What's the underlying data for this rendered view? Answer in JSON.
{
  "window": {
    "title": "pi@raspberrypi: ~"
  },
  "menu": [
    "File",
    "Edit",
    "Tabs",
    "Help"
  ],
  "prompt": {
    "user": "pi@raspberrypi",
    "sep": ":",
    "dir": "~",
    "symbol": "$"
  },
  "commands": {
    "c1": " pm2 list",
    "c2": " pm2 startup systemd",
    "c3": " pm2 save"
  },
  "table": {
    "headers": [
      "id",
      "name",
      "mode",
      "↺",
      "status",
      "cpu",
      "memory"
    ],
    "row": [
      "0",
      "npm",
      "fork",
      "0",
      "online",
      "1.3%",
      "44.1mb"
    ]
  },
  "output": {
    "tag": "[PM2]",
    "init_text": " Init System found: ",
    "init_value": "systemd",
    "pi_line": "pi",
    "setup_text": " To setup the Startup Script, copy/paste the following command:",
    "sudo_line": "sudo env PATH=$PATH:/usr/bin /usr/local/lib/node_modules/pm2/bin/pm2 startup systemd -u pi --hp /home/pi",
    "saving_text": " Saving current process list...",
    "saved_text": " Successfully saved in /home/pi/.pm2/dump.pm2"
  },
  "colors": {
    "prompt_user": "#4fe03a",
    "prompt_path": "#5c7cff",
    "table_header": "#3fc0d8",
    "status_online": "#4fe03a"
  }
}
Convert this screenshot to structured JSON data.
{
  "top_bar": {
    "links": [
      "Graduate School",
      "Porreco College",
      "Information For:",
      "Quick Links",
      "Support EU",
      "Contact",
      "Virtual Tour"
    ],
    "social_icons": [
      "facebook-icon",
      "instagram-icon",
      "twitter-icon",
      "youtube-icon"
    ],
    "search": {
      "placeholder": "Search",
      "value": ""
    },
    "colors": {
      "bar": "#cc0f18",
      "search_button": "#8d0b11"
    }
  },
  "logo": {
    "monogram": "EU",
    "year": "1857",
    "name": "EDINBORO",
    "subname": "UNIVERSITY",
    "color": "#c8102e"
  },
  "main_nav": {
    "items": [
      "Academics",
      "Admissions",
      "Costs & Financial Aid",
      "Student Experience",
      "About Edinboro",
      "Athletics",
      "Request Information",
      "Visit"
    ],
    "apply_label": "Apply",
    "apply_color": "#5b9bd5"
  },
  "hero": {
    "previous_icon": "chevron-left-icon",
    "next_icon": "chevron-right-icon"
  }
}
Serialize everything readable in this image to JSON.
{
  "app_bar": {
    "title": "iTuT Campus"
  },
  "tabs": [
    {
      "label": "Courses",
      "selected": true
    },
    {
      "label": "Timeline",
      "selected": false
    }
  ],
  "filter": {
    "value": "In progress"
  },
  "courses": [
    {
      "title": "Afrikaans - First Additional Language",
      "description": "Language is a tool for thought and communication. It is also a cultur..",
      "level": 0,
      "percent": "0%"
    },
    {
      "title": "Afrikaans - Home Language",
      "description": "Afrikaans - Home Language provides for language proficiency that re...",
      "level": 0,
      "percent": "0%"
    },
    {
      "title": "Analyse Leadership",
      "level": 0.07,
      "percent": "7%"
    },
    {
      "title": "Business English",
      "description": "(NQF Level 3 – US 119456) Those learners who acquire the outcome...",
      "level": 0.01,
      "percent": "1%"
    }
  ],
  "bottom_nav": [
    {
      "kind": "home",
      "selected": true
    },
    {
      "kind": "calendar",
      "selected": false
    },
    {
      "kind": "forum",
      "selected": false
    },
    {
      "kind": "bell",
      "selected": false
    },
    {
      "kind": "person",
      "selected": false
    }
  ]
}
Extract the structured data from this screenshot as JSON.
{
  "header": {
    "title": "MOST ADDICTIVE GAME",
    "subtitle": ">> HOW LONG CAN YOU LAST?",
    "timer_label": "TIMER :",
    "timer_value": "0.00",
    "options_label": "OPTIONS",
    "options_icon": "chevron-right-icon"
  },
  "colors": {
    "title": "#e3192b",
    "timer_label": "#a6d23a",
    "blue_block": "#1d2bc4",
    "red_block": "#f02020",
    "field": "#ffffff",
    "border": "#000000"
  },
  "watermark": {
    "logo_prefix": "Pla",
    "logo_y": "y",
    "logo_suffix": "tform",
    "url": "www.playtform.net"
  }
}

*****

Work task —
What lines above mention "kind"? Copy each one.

Exercise answer —
      "kind": "home",
      "kind": "calendar",
      "kind": "forum",
      "kind": "bell",
      "kind": "person",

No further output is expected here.